In neither Nova Scotia or Prince Edward Island are the farmers organized along the same lines as in Ontario and the Western provinces - that is, politically and educationally, as well as commercially. But in New Brunswick, they are organized and actively in the field, modeling their associations after the Grain Growers’ organizations and the United Farmers of Ontario. The United Farmers of New Brunswick came into being in February, 1918, and already the paid-up membership is over 5,000, with sixty-five local associations in different parts of the province. In their monthly meetings these locals discuss the same questions as the farmers in Ontario and the West, and have adopted the “New National Policy” laid down by the Canadian Council of Agriculture, which comprises representatives from all farmers’ organizations, irrespective of provinces, and is the body which formulates the official policies of the farmers. The only plank which the New Brunswick men have thrown out is that relating to public ownership. It was the New Brunswick organization which put their president, T.W. Caldwell, in the field in the recent by-election and elected him to the seat vacated by Hon. F. B. Carevell.

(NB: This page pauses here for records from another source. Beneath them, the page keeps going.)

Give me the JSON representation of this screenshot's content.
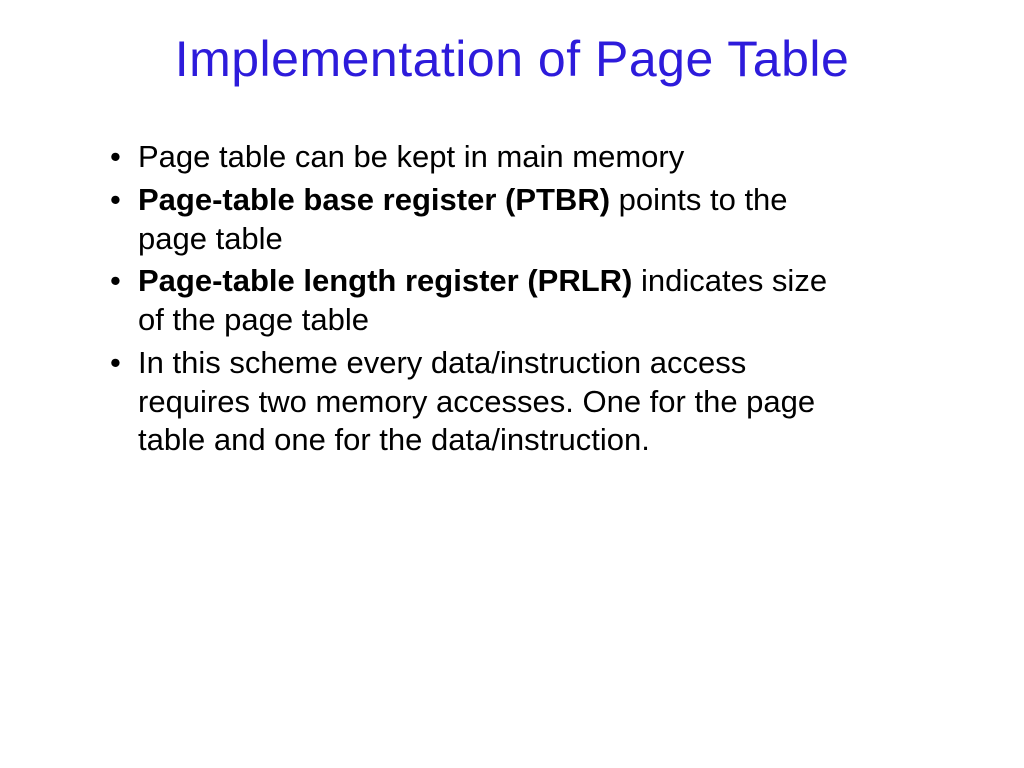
{
  "title": "Implementation of Page Table",
  "bullets": {
    "b1": "Page table can be kept in main memory",
    "b2_bold": "Page-table base register (PTBR)",
    "b2_rest": " points to the page table",
    "b3_bold": "Page-table length register (PRLR)",
    "b3_rest": " indicates size of the page table",
    "b4": "In this scheme every data/instruction access requires two memory accesses.  One for the page table and one for the data/instruction."
  }
}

Their [sic] is talk of the United Farmers of New Brunswick widening their organization to include the other two maritime provinces; so that one powerful organization would speak for all maritime farmers. A chain of co-operative stores is the form which their commercial activities have taken in New Brunswick; although organized only last January, thirteen of these co-operative stores are now doing a profitable business at the rate of more than $50,000 per month. The buying is done by the head office at Woodstock, and the locals sell on a cash basis only. With the retailers hostile and the wholesalers mostly inclined to boycott them, they are having their own fight; but the New Brunswick farmers are holding on their course with every determination to win. In their first year they have made a wonderful record and enthusiasm predominates.

Getting back to the political aspect, the maritime provinces have at least 20 Federal seats which are controlled by the rural vote. Early last summer there was an election in Prince Edward Island, and the Conservative Government passed away before the determination of the farmers to put more farmers in the Legislature. They had not organize as a Farmers’ Party or anything like that - just got mad over a few things, put up candidates who were farmers, and surprised themselves. Politics is a serious business in the maritime provinces; but it looks as if even down there the day had come when it was no longer the custom to be born of Grit or Tory parents, live as born and die as lived! Speculating as to what the future holds in store is a futile indulgence just now. In common with other parts of the world, Canada is passing through times of sudden change and confusion. But presently when the snapping of war tensions and consequent relaxations lengthen into perspective things will adjust themselves to the great era of opportunity which is opening up for Canada. The one thing to which the average citizen can fasten is the truth that no matter what new names governments may acquire, they must base their only hope for success upon service to Canadian citizenship as a whole.

Then may the A.C. step forward and grasp them by the hand and say, like the parishioner to the new preacher, “Your sermon was very good, indeed, sir, and so instructive. We really didn’t know what sin was till you came here.”

By Hopkins Moorehouse
(author of “Deep Furrows”)


Celebrating 150 Years of Canadian Agriculture